ACTIVITY: The required result is each line of the entries below containing the string "icon".

Excerpts from a dataset:
◇ ◇ ◇ ◇ ◇ ◇ ◇
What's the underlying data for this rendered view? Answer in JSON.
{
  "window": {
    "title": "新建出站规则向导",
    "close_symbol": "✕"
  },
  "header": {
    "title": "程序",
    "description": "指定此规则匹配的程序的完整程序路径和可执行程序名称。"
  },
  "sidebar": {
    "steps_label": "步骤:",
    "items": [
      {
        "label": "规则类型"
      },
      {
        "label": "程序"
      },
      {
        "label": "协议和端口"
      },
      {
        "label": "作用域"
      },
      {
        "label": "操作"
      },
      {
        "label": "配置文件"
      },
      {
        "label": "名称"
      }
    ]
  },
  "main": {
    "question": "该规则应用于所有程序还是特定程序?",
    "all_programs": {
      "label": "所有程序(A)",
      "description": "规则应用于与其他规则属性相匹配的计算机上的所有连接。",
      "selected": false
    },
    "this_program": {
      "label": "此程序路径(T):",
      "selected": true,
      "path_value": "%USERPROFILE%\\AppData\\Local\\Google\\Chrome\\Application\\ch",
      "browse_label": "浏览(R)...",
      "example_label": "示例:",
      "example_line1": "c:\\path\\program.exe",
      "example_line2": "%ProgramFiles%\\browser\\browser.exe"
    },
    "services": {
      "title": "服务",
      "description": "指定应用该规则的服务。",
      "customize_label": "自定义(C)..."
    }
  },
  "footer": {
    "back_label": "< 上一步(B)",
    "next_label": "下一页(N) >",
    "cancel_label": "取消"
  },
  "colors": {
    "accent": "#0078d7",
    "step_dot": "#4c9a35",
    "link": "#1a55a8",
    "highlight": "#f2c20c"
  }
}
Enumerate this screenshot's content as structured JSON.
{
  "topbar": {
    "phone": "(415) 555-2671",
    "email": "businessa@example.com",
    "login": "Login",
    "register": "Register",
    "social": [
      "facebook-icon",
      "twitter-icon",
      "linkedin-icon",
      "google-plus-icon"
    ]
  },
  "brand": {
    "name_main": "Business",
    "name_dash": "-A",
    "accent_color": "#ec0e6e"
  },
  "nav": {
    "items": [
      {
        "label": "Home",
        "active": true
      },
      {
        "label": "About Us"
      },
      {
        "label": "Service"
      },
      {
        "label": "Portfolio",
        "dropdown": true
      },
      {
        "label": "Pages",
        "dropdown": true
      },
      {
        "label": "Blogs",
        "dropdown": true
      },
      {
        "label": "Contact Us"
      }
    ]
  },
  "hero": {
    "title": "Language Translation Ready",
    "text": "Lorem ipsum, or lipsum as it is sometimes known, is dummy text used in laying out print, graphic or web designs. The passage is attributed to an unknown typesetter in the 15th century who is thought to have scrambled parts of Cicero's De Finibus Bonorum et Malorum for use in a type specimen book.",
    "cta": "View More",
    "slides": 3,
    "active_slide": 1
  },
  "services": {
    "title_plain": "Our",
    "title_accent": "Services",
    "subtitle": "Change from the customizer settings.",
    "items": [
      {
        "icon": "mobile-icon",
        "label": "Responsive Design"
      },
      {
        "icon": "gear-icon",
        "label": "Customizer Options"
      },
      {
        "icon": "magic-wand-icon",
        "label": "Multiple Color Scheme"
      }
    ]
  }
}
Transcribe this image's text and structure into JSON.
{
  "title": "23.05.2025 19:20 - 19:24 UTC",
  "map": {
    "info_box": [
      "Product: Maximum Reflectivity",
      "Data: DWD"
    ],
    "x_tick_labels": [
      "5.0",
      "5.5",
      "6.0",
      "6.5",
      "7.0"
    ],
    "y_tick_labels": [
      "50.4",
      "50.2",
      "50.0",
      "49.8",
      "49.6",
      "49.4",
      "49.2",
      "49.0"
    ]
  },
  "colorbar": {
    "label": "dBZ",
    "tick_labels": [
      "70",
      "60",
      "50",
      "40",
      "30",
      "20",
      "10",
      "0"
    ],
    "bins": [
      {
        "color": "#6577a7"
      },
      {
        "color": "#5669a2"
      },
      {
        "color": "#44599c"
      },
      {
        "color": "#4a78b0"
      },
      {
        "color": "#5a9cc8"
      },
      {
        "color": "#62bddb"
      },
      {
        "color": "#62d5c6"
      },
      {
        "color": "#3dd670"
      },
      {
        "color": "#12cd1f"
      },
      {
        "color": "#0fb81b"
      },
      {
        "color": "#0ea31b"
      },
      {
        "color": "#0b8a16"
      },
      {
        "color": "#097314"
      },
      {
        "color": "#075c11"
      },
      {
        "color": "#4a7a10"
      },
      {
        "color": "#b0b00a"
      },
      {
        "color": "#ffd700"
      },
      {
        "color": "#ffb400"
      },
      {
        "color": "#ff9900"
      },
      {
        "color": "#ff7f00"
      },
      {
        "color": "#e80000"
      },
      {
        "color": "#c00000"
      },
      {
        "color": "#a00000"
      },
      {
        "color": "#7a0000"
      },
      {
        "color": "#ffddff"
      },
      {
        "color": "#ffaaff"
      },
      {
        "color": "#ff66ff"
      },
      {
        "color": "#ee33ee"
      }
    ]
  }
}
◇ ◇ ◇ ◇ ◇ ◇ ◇
ANSWER TO THE EXERCISE:
      "facebook-icon",
      "twitter-icon",
      "linkedin-icon",
      "google-plus-icon"
        "icon": "mobile-icon",
        "icon": "gear-icon",
        "icon": "magic-wand-icon",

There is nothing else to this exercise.